The world has so much to offer to help us get a better night sleep and we are surrounded by dreamy celebrity nighttime routines, but how often do we start those routines only to see it as another chore? There’s no shame in accepting that a 10 step routine is just too long! unless going to the toilet is counted? which I might add is an excellent opportunity for that peace and quiet we all crave… unless the kids are still awake, then you’re just on your porcelain stage and they’re all clapping. This is not toilet humour, but reality people. Continuing… Overtime I’ve learnt that the best rest comes not just when I’m sleeping but in the moments of peace beforehand. The call of bed is strong to me, I’ve always been a woman who needs her sleep but I make an effort now to at the very least cleanse my face and moisturise it before sleep. I can rest easy then that I wont awake to a face of smudged mascara… asking my reflection “did we go out last night??”. Rest is more than just sleep, so however many things you could be doing it’s vital that we stop and remind ourselves that if we wind down to bed, we often gain better quality sleep and therefore gain a tad more energy for the day ahead. You can check out my top tips for good rest below.
My top tips for getting that good good rest are:
Don’t overwhelm yourself with beauty products, just have the everyday essentials in clear view (save face masks, hair removal, conditioning etc for another opportunity for self care).
Keep a pack of cleansing wipes next to your bed, just in case. I use Simple Biodegradable facial wipes, they’re mild on the skin and the environment! Good feels before sleep.

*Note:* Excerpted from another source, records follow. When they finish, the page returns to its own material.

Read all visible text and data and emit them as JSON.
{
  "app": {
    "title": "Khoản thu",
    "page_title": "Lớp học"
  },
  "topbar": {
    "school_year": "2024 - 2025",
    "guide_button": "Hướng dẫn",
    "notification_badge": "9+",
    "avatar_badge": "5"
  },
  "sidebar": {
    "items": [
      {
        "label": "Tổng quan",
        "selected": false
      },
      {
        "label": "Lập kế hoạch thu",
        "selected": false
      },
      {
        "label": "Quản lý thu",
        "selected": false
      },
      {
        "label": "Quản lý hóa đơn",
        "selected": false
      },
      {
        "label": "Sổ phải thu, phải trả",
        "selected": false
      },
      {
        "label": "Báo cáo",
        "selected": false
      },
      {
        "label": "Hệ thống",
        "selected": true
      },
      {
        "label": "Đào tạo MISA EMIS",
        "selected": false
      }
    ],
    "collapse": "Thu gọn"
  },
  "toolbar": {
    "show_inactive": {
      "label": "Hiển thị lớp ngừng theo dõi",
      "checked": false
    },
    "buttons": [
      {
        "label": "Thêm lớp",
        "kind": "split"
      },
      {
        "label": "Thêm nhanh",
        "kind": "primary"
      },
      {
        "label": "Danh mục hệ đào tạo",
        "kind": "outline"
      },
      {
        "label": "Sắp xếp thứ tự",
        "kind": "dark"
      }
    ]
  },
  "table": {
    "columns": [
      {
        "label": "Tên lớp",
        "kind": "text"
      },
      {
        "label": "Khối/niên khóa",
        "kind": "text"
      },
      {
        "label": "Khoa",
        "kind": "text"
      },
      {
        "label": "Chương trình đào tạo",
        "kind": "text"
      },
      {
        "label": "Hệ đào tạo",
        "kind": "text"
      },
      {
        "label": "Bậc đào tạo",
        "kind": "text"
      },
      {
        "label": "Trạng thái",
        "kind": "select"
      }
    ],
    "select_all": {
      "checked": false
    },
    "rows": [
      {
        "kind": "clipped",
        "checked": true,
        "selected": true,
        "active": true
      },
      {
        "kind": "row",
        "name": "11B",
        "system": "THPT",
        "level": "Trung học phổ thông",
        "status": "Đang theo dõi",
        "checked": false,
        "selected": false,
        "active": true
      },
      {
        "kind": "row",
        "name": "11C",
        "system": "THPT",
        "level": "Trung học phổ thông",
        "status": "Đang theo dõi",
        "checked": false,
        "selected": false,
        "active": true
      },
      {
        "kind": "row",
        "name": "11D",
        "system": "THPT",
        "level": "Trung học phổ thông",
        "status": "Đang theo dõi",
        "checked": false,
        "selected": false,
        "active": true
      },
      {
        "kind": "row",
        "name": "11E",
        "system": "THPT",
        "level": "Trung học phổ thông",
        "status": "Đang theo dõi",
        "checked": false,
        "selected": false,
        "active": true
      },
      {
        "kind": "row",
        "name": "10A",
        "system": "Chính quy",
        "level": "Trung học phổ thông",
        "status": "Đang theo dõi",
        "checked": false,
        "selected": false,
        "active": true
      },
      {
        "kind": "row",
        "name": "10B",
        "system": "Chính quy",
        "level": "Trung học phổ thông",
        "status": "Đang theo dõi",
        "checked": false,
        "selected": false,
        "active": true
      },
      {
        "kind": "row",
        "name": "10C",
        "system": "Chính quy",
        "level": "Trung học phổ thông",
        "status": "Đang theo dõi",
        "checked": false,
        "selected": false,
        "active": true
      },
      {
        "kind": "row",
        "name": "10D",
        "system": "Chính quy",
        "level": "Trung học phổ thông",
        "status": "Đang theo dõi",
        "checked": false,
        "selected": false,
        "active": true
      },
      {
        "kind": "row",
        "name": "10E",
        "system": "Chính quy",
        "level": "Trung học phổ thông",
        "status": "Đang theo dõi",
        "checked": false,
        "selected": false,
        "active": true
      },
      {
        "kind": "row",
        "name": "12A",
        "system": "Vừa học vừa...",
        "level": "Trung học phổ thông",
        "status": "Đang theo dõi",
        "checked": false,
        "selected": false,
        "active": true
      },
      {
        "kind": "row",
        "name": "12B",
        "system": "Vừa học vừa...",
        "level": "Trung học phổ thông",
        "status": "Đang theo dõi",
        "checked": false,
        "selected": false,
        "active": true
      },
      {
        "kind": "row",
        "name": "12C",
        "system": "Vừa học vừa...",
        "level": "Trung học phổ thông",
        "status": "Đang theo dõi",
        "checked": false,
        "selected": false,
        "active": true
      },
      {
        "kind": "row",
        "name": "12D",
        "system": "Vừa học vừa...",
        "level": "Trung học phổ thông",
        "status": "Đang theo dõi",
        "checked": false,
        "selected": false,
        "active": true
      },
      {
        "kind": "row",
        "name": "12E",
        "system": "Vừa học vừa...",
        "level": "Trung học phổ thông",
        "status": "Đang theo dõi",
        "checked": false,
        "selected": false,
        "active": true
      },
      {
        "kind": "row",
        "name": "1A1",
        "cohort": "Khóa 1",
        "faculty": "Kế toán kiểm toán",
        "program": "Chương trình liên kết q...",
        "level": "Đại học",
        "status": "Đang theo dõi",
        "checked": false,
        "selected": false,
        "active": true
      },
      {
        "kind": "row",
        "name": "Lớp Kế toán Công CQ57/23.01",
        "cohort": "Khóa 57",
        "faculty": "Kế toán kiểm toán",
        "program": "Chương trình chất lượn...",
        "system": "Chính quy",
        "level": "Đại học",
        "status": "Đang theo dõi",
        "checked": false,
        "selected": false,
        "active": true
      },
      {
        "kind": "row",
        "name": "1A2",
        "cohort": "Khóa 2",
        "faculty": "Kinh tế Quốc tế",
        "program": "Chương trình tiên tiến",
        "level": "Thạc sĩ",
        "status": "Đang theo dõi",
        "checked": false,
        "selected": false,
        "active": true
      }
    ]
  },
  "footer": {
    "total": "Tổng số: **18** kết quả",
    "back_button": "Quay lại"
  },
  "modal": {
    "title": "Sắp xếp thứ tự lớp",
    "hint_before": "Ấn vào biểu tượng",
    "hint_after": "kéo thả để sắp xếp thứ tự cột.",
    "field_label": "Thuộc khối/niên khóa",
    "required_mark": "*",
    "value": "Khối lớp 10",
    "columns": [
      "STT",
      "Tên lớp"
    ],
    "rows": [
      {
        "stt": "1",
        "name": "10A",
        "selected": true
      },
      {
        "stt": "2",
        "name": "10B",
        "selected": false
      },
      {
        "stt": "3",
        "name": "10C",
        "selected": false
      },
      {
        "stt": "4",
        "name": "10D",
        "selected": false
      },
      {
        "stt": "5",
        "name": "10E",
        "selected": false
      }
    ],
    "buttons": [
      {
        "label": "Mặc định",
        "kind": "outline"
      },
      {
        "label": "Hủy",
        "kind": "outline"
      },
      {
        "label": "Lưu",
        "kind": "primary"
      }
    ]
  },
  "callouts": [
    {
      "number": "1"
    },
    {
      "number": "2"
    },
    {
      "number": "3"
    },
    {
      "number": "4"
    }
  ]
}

Learn a few basic facial techniques (I often find slapping myself in the face a couple times before bed to be quite relaxing) In all seriousness, it makes me slow down and become mindful of how my body is feeling.
Have a hot drink, I just love a good cup of English tea but I occasionally enjoy some warm/hot milk with grated nutmeg and cinnamon mixed in.
Do a few basic stretches just to shake that day off.
(Please check with your Dr if you’re unsure if any of this is suitable, especially if you’re pregnant).